Hi, Do Statins e.g. "liponorm 20 mg" cause damage to the body e.g. muscle damage,diabetes, memory loss and sexual dysfunction? What's the substitute?
Apr 7, 2015

Dr. Zakia Dimassi Pediatrics
Any medication that you administer, be it something as simple as paracetamol or as complex as Chemotherapy, is associated with a host of adverse effects. These adverse effects may be minor such that they do not interfere with the course of treatment, moderate - requiring regular or frequent monitoring (through physical assessment and/or lab tests), or severe, compelling the discontinuation of treatment and seeking an alternative. But the basis of deciding on a particular treatment option is weighing the benefits versus the harms associated with this treatment option.
Statins are known to cause some liver damage (hence the need to measure liver enzymes every few months), muscle damage (myositis or muscle inflammation, and in severe cases rhabdomyolysis or break down of muscle tissue) which we think of should the patient report severe muscle and joint pain, and last but not least, statins may lead to the development of type 2 (insulin dependent) diabetes but in a smaller percentage of people, and usually these people have a propensity to develop diabetes (they have risk factors such as a family history of diabetes, they struggle with obesity etc.)

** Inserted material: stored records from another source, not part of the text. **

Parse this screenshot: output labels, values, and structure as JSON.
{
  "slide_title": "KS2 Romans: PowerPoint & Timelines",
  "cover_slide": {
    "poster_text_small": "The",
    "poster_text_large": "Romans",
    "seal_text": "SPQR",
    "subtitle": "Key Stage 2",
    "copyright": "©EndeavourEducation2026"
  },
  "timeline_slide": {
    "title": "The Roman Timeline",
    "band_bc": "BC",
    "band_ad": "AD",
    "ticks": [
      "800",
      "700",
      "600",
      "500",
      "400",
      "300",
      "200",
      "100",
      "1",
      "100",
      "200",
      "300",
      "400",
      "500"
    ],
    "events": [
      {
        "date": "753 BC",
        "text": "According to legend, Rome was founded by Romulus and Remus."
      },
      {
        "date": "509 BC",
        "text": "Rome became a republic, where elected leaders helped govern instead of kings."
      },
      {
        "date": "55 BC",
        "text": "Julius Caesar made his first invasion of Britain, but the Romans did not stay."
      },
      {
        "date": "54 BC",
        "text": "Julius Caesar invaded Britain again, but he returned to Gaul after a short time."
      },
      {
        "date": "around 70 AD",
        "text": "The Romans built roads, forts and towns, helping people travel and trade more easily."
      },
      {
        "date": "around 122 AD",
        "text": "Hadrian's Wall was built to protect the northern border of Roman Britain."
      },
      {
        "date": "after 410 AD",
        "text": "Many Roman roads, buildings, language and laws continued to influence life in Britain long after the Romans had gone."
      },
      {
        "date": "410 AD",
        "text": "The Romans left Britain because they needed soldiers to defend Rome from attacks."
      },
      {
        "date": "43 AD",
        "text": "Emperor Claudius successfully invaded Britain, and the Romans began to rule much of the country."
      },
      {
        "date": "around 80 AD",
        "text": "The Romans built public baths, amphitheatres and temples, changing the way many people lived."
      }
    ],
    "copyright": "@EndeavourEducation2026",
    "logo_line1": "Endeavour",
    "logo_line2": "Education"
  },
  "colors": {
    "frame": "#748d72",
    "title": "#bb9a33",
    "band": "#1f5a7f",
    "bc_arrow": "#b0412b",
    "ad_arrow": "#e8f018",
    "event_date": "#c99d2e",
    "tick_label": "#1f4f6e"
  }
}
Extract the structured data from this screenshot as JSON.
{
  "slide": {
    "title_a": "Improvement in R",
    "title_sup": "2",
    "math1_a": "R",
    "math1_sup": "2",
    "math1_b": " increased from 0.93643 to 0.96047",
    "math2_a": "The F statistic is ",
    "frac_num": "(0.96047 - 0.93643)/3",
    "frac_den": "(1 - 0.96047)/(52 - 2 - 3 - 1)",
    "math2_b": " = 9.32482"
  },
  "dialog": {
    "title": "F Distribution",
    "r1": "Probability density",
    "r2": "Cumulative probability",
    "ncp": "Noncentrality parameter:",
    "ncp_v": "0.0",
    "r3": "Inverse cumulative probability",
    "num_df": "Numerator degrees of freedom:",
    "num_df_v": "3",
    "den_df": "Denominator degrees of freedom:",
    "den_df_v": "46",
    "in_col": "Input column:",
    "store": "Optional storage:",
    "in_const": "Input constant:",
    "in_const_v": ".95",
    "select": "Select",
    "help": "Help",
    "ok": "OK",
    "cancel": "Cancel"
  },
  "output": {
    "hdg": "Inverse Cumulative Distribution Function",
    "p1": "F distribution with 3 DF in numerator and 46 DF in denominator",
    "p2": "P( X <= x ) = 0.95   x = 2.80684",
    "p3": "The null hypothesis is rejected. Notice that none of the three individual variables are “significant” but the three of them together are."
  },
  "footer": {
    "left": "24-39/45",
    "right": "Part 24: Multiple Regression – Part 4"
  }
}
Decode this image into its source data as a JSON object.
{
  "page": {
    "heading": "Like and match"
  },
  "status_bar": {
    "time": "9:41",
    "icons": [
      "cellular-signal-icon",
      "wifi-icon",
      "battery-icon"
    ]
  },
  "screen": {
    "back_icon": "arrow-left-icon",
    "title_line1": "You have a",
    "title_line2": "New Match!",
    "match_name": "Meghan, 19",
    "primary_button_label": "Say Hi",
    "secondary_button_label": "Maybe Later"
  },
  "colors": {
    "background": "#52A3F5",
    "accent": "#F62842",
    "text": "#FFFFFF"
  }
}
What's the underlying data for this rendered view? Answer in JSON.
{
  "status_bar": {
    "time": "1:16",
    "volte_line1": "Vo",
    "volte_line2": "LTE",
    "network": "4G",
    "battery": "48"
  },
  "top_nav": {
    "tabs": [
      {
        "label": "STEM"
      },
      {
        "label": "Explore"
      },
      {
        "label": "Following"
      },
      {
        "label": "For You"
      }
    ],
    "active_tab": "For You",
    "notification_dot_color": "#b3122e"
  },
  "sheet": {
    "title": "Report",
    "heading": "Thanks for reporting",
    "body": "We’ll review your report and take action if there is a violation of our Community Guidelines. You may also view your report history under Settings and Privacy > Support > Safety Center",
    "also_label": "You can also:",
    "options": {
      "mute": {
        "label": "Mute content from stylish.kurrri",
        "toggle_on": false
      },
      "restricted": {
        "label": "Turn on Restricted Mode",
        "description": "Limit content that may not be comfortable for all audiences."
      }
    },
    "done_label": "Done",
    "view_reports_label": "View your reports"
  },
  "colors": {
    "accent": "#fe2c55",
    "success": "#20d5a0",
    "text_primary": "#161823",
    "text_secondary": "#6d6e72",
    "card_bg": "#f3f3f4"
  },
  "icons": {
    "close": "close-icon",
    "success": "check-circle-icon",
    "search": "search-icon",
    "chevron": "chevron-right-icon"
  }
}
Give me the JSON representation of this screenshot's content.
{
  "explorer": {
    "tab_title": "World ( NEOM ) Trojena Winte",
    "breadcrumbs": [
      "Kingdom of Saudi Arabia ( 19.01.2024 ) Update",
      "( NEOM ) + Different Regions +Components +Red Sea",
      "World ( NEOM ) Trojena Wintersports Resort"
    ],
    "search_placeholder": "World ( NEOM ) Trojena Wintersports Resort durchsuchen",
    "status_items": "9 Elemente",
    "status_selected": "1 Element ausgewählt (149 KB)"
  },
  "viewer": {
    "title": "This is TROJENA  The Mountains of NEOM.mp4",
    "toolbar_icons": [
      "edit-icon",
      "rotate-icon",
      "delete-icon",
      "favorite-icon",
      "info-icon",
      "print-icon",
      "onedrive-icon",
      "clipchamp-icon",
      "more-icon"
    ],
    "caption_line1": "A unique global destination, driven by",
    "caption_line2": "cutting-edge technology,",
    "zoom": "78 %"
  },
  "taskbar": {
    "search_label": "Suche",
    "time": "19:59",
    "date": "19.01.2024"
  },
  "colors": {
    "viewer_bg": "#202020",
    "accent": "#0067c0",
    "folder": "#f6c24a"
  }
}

Reports about impaired memory function are sporadic and not fully elucidated, and vary among those who actually experience them in terms of the timing of onset of symptoms in relation to the duration of use of the medication.
Concerning sexual dysfunction associated with the use of statins, no well established evidence so far exists to confidently confirm this complication.
Alternatives? Well, so far, none. In cases of dyslipidemia (elevated cholesterol levels), statins are use as adjunct treatment to lifestyle modifications (diet and regular exercise) when these alone fail to reduce cholesterol levels, especially in the context of inherited dyslipidemias. The main target is to confer protection against the development of atherosclerotic vascular disease due to hypercholesterolemia.